> [Try it]:
Skip the images and repeat every entry word for word.

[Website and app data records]
*** Begin section ***

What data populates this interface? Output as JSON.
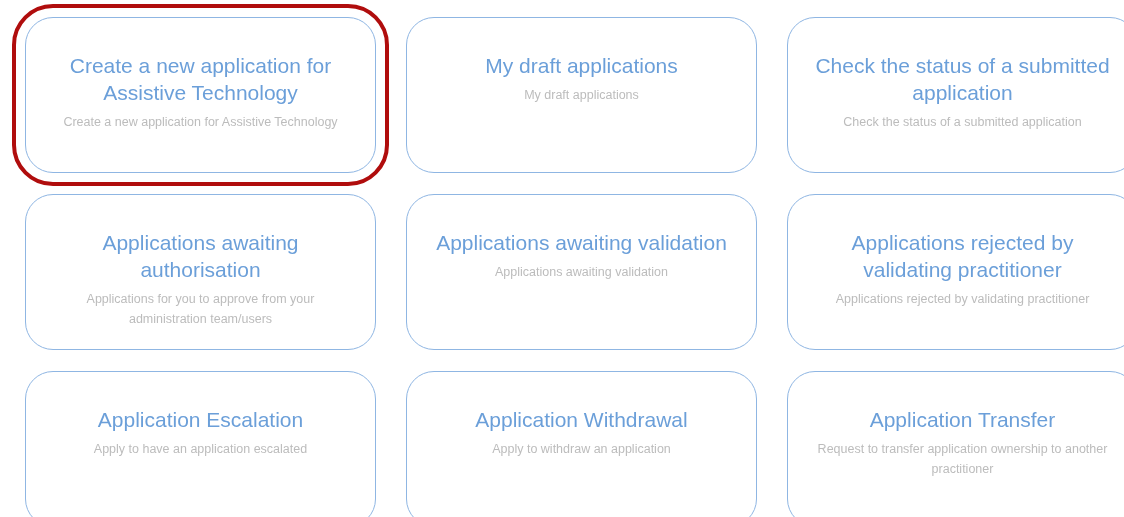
{
  "tiles": [
    {
      "title": "Create a new application for Assistive Technology",
      "description": "Create a new application for Assistive Technology",
      "selected": true
    },
    {
      "title": "My draft applications",
      "description": "My draft applications",
      "selected": false
    },
    {
      "title": "Check the status of a submitted application",
      "description": "Check the status of a submitted application",
      "selected": false
    },
    {
      "title": "Applications awaiting authorisation",
      "description": "Applications for you to approve from your administration team/users",
      "selected": false
    },
    {
      "title": "Applications awaiting validation",
      "description": "Applications awaiting validation",
      "selected": false
    },
    {
      "title": "Applications rejected by validating practitioner",
      "description": "Applications rejected by validating practitioner",
      "selected": false
    },
    {
      "title": "Application Escalation",
      "description": "Apply to have an application escalated",
      "selected": false
    },
    {
      "title": "Application Withdrawal",
      "description": "Apply to withdraw an application",
      "selected": false
    },
    {
      "title": "Application Transfer",
      "description": "Request to transfer application ownership to another practitioner",
      "selected": false
    }
  ]
}
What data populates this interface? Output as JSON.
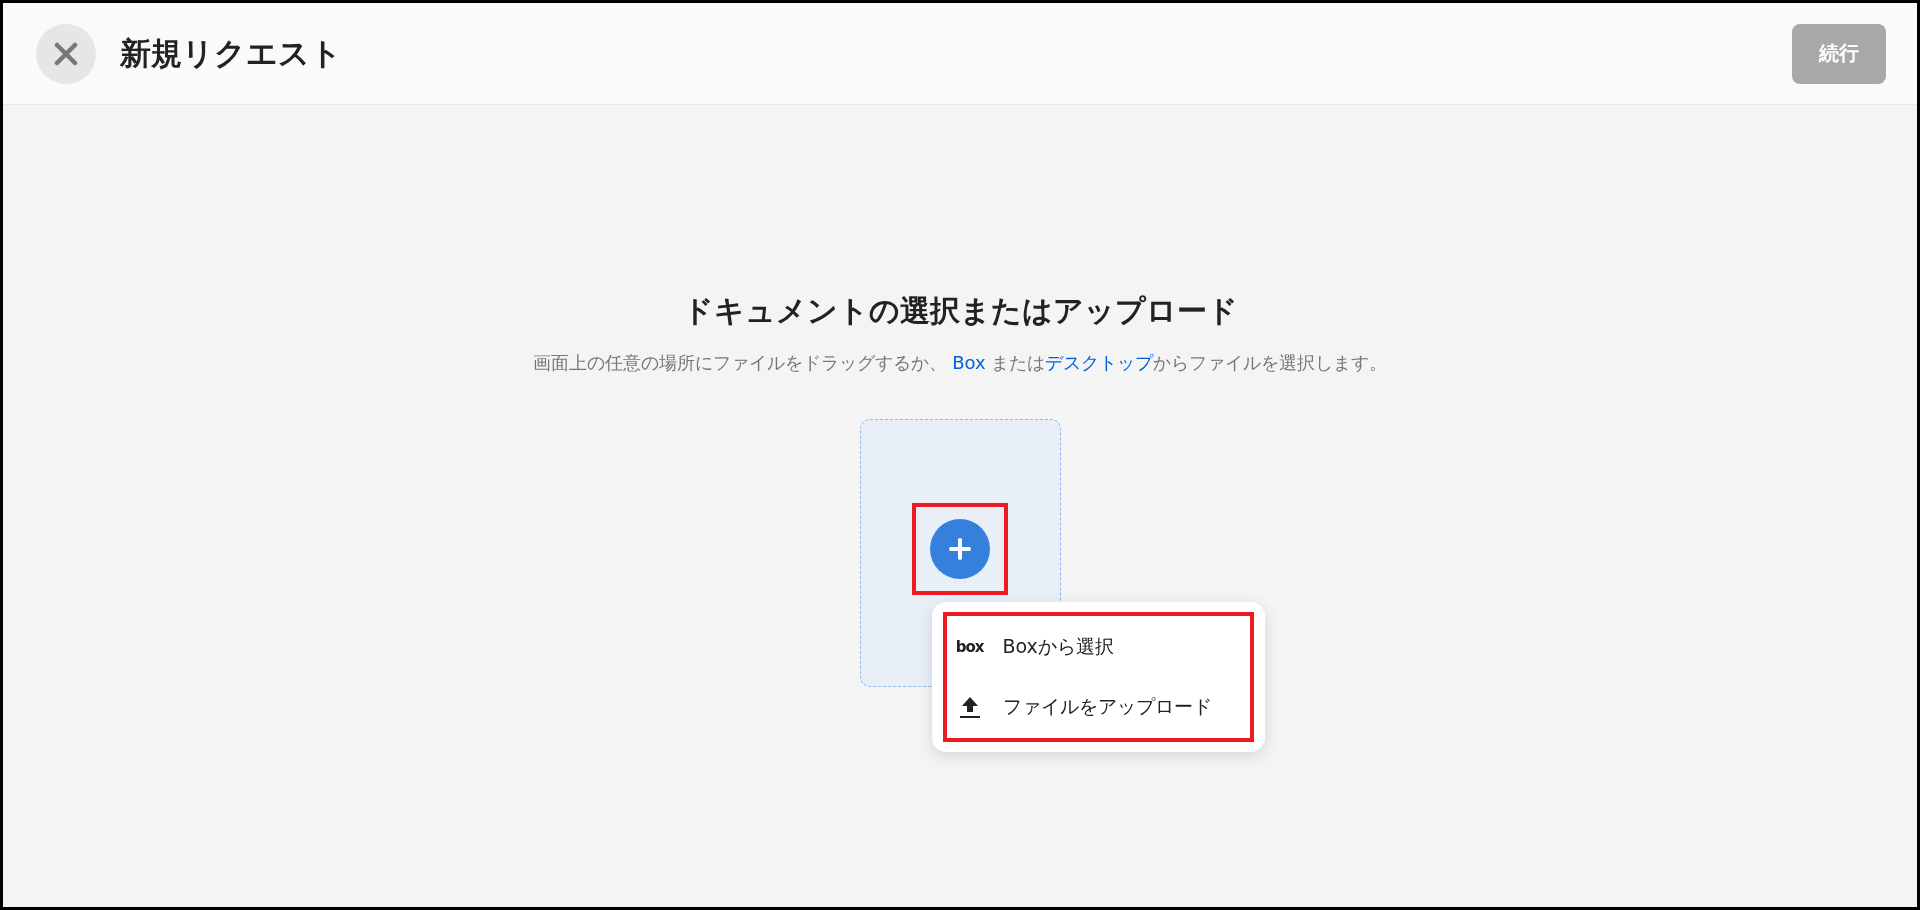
{
  "header": {
    "title": "新規リクエスト",
    "continue_button": {
      "label": "続行",
      "disabled": true
    }
  },
  "main": {
    "heading": "ドキュメントの選択またはアップロード",
    "description": [
      {
        "kind": "text",
        "text": "画面上の任意の場所にファイルをドラッグするか、 "
      },
      {
        "kind": "link",
        "text": "Box"
      },
      {
        "kind": "text",
        "text": " または"
      },
      {
        "kind": "link",
        "text": "デスクトップ"
      },
      {
        "kind": "text",
        "text": "からファイルを選択します。"
      }
    ]
  },
  "add_menu": {
    "items": [
      {
        "kind": "box",
        "logo": "box",
        "label": "Boxから選択"
      },
      {
        "kind": "upload",
        "label": "ファイルをアップロード"
      }
    ]
  }
}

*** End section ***

> [Expected output]:
What data populates this interface? Output as JSON.
{
  "tiles": [
    {
      "title": "Create a new application for Assistive Technology",
      "description": "Create a new application for Assistive Technology",
      "selected": true
    },
    {
      "title": "My draft applications",
      "description": "My draft applications",
      "selected": false
    },
    {
      "title": "Check the status of a submitted application",
      "description": "Check the status of a submitted application",
      "selected": false
    },
    {
      "title": "Applications awaiting authorisation",
      "description": "Applications for you to approve from your administration team/users",
      "selected": false
    },
    {
      "title": "Applications awaiting validation",
      "description": "Applications awaiting validation",
      "selected": false
    },
    {
      "title": "Applications rejected by validating practitioner",
      "description": "Applications rejected by validating practitioner",
      "selected": false
    },
    {
      "title": "Application Escalation",
      "description": "Apply to have an application escalated",
      "selected": false
    },
    {
      "title": "Application Withdrawal",
      "description": "Apply to withdraw an application",
      "selected": false
    },
    {
      "title": "Application Transfer",
      "description": "Request to transfer application ownership to another practitioner",
      "selected": false
    }
  ]
}
What data populates this interface? Output as JSON.
{
  "header": {
    "title": "新規リクエスト",
    "continue_button": {
      "label": "続行",
      "disabled": true
    }
  },
  "main": {
    "heading": "ドキュメントの選択またはアップロード",
    "description": [
      {
        "kind": "text",
        "text": "画面上の任意の場所にファイルをドラッグするか、 "
      },
      {
        "kind": "link",
        "text": "Box"
      },
      {
        "kind": "text",
        "text": " または"
      },
      {
        "kind": "link",
        "text": "デスクトップ"
      },
      {
        "kind": "text",
        "text": "からファイルを選択します。"
      }
    ]
  },
  "add_menu": {
    "items": [
      {
        "kind": "box",
        "logo": "box",
        "label": "Boxから選択"
      },
      {
        "kind": "upload",
        "label": "ファイルをアップロード"
      }
    ]
  }
}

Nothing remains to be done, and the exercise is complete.